'''

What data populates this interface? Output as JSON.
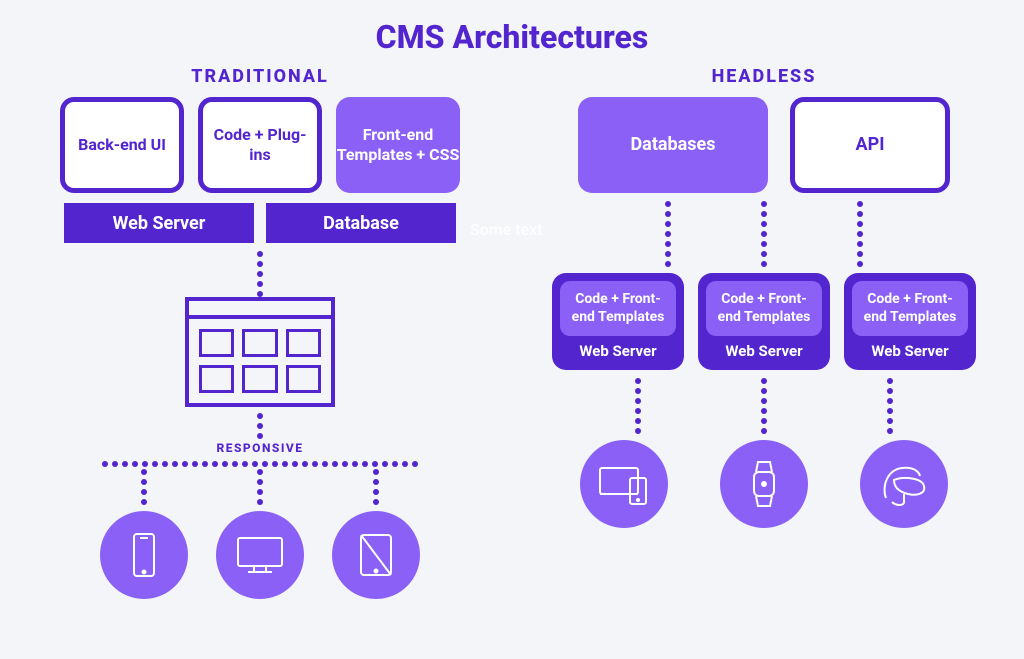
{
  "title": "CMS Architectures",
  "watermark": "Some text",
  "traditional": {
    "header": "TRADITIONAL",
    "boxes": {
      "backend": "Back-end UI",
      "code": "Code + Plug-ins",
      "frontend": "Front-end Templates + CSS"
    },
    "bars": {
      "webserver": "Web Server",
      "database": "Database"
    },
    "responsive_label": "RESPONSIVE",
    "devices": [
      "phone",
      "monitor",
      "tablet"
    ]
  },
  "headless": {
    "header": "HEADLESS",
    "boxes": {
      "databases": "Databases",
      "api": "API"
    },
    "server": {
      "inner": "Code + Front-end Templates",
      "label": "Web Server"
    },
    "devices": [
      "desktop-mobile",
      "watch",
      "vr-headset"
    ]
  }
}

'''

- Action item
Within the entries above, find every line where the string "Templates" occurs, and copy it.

- Solution for this exercise
      "frontend": "Front-end Templates + CSS"
      "inner": "Code + Front-end Templates",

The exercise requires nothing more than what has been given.